State how many lines below hold the word "title". Give that number and no other text.

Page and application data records
########################################

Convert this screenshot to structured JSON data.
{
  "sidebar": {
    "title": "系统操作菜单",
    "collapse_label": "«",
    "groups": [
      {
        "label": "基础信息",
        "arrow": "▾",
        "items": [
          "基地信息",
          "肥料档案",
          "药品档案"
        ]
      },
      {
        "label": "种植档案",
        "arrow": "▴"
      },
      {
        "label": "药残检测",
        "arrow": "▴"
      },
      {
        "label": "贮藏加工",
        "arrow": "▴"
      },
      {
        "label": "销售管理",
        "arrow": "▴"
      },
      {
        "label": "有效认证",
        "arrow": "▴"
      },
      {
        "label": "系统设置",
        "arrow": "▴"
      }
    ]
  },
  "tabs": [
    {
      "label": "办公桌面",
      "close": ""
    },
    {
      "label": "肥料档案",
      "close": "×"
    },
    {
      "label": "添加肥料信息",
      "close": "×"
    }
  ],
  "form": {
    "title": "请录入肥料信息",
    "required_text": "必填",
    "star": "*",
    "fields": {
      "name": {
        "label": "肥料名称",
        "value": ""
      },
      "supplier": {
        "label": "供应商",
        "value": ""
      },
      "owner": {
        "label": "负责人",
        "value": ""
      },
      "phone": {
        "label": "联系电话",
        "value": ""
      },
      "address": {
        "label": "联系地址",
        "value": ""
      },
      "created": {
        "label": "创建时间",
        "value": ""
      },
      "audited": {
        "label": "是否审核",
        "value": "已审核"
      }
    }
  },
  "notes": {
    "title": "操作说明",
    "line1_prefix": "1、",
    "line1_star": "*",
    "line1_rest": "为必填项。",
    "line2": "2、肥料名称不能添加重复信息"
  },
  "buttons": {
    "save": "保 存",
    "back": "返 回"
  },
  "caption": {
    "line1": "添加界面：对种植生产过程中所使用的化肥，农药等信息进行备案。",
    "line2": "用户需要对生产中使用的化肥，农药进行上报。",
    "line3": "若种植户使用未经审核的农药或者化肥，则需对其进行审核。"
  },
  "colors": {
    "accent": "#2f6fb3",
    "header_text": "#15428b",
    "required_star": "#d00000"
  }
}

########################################

# Reply
3